Later, everything I felt seemed newer, more special, than it had in a long, long time. The quiet, night air, the slam of the heavy door, the worn, green, carpeted stairs, the musty hallway, and finally bed. Eventually I even went back to school and saw the people I had been running away from. “Running ahead of,” I had thought. I had watched them grow up, terrified. I never spoke a word of how much I had hated them, how much I loved them, how dearly I used to pray, and still pray, we haven’t utterly destroyed ourselves. Our word was lonely, it was what we were made of, and it drove us together. Lonelier than words could convey, so we latched onto each other, parasites. My first day back we finally admitted we each had some capacity for emotion, we were more than apathy in high heels and sweatshirts. We were capable of love and some dynamic changed slightly. We felt so clean and brave, so complete and ready for the world. It lingered for a while but I learned to lock it away again. We still scatter sometimes, to avoid emotion, when we reach too close to whatever is in our minds that draws us together. But we’re intact, no longer crumbling, only stretching and discovering our own elasticity.
Over time I could accept that I was not guilty of all crimes, I was not beyond forgiveness, from others and from myself. I still cringe when I think about It but the one thing I can say I’m proud of is this; I didn’t need rhymes or music. I didn’t need scented candles or prayers or a How-To manual. I was sort of, a little bit Brave once. It hurt but I survived and was loved all the more for it. Sometimes I wonder if I’m only collecting things that don’t belong, adding difficulty in some selfish, heroic effort. All I have to do now is look at their faces and those fears are quelled. They force me to be honest. They make me hopeful and courageous. I had taken sheepish steps back and spent three years alone, pretending to be with them. I had a lot of time to make up for.

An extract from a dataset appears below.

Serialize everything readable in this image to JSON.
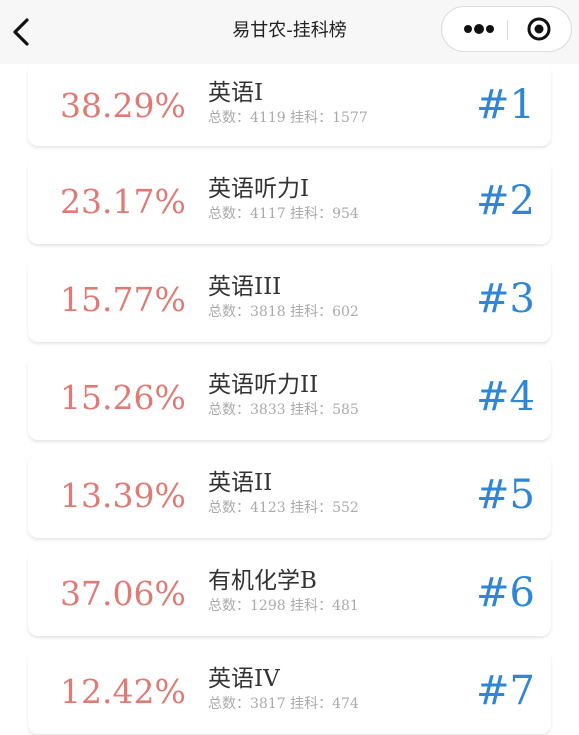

“I still maintain I was never suicidal,” I write in the blank, new notebook, “Just hateful and desperate and confused. I bolted like any terrified animal.” The nightmares have stopped and no one brings up that night, except for an occasional joke. I’ve realized there is no shame in being a little erratic, no guilt in being confused. I can write again. I can write again, like never before. It’s a feeling like being severely crippled and then released, all of a sudden. I would hesitate to say I’m at peace, but I do feel more love than I have felt in years. I feel more capable than I ever thought I could be. And when I look in the mirror, I don’t think of smashing the glass or lighting something on fire, just to see something break. I just blink a few times, always startled to still be here, and think to myself, “I’m really not so bad.” And then I move on, unshaken, undisturbed, no longer haunted. Sometimes we need help, we need to be able to rely on others and that was a hard lesson to learn. I can’t, as strange as it may seem, just pack a suitcase and get on a bus and live happily ever after. What I can do is stranger and much more difficult. I can take deep breaths and banish my self-hatred. I can tell the people who care for me how much I love them and, coincidently, how much I need them. I can forgive almost anything and admit a mistake. I can accept that I am only human and sometimes that is just enough. I can be my own hero, with all the responsibility and strength the word implies.